* Work task
One exact copy of the listing, minus the images, is the required answer.

* Exercise data
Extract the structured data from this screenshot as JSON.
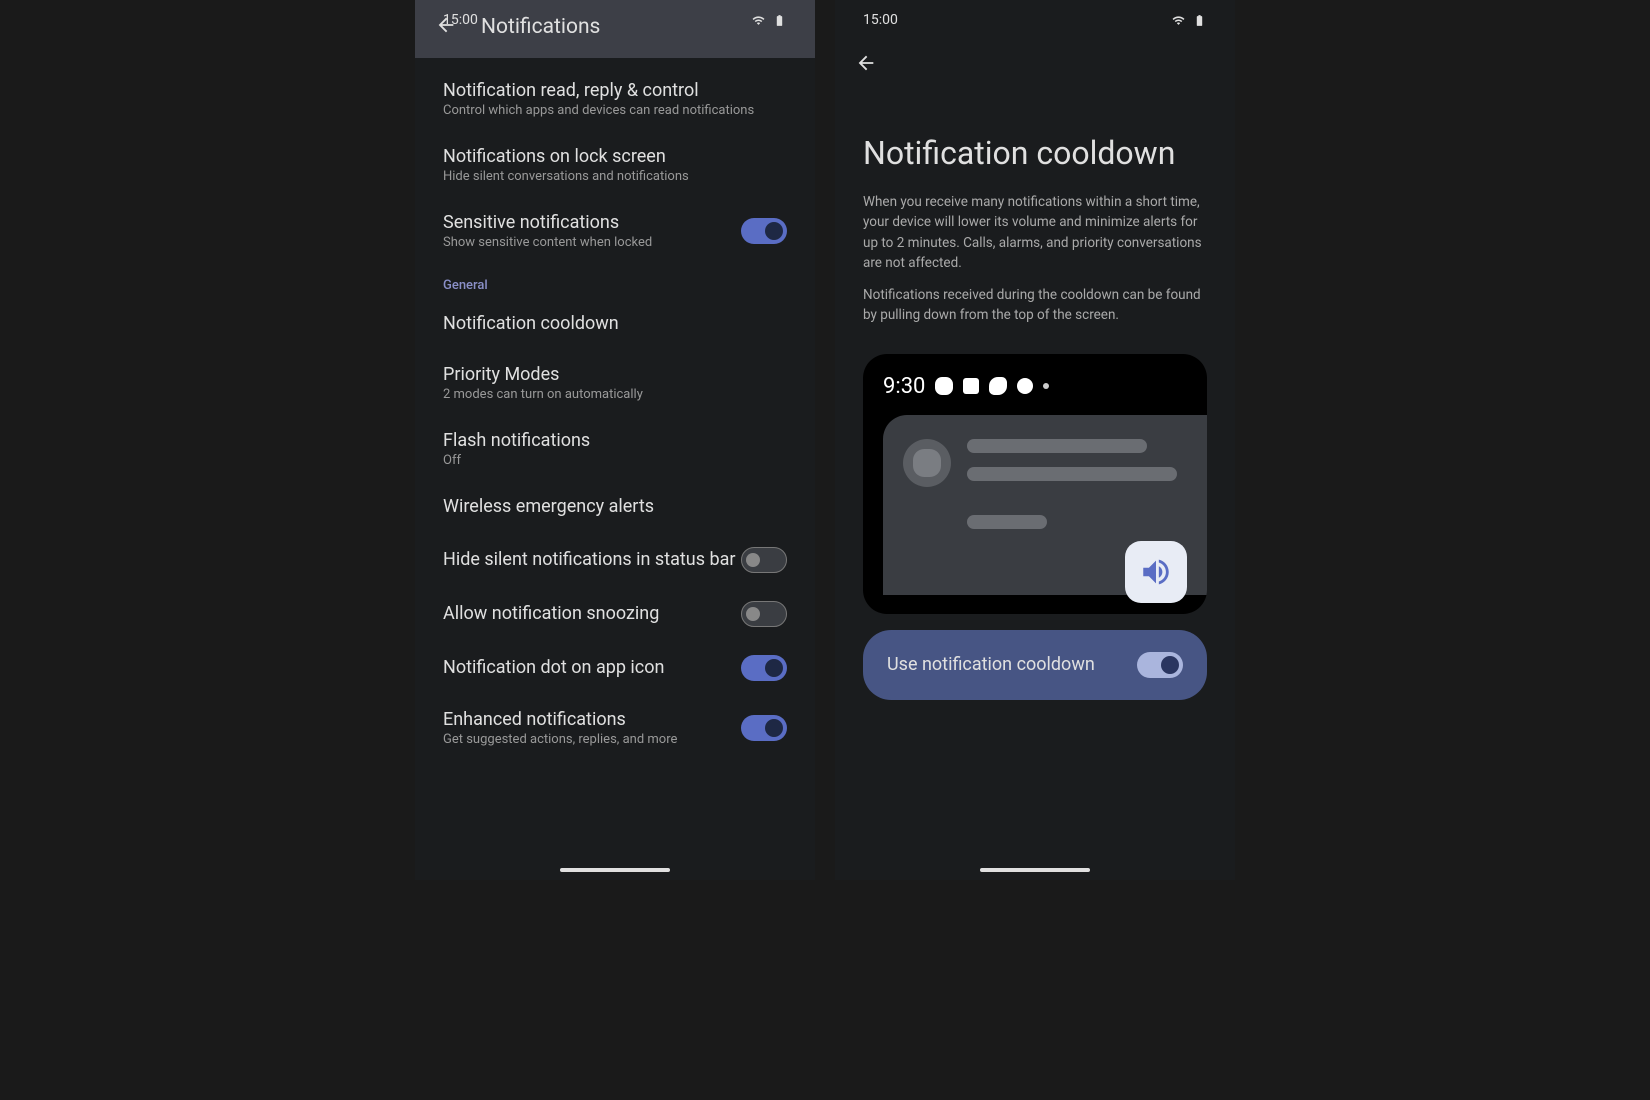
{
  "status": {
    "time": "15:00"
  },
  "screen1": {
    "header_title": "Notifications",
    "items": [
      {
        "title": "Notification read, reply & control",
        "subtitle": "Control which apps and devices can read notifications"
      },
      {
        "title": "Notifications on lock screen",
        "subtitle": "Hide silent conversations and notifications"
      },
      {
        "title": "Sensitive notifications",
        "subtitle": "Show sensitive content when locked"
      }
    ],
    "section": "General",
    "general_items": [
      {
        "title": "Notification cooldown",
        "subtitle": ""
      },
      {
        "title": "Priority Modes",
        "subtitle": "2 modes can turn on automatically"
      },
      {
        "title": "Flash notifications",
        "subtitle": "Off"
      },
      {
        "title": "Wireless emergency alerts",
        "subtitle": ""
      },
      {
        "title": "Hide silent notifications in status bar",
        "subtitle": ""
      },
      {
        "title": "Allow notification snoozing",
        "subtitle": ""
      },
      {
        "title": "Notification dot on app icon",
        "subtitle": ""
      },
      {
        "title": "Enhanced notifications",
        "subtitle": "Get suggested actions, replies, and more"
      }
    ]
  },
  "screen2": {
    "title": "Notification cooldown",
    "desc1": "When you receive many notifications within a short time, your device will lower its volume and minimize alerts for up to 2 minutes. Calls, alarms, and priority conversations are not affected.",
    "desc2": "Notifications received during the cooldown can be found by pulling down from the top of the screen.",
    "preview_time": "9:30",
    "toggle_label": "Use notification cooldown"
  }
}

* Response below
Extract the structured data from this screenshot as JSON.
{
  "status": {
    "time": "15:00"
  },
  "screen1": {
    "header_title": "Notifications",
    "items": [
      {
        "title": "Notification read, reply & control",
        "subtitle": "Control which apps and devices can read notifications"
      },
      {
        "title": "Notifications on lock screen",
        "subtitle": "Hide silent conversations and notifications"
      },
      {
        "title": "Sensitive notifications",
        "subtitle": "Show sensitive content when locked"
      }
    ],
    "section": "General",
    "general_items": [
      {
        "title": "Notification cooldown",
        "subtitle": ""
      },
      {
        "title": "Priority Modes",
        "subtitle": "2 modes can turn on automatically"
      },
      {
        "title": "Flash notifications",
        "subtitle": "Off"
      },
      {
        "title": "Wireless emergency alerts",
        "subtitle": ""
      },
      {
        "title": "Hide silent notifications in status bar",
        "subtitle": ""
      },
      {
        "title": "Allow notification snoozing",
        "subtitle": ""
      },
      {
        "title": "Notification dot on app icon",
        "subtitle": ""
      },
      {
        "title": "Enhanced notifications",
        "subtitle": "Get suggested actions, replies, and more"
      }
    ]
  },
  "screen2": {
    "title": "Notification cooldown",
    "desc1": "When you receive many notifications within a short time, your device will lower its volume and minimize alerts for up to 2 minutes. Calls, alarms, and priority conversations are not affected.",
    "desc2": "Notifications received during the cooldown can be found by pulling down from the top of the screen.",
    "preview_time": "9:30",
    "toggle_label": "Use notification cooldown"
  }
}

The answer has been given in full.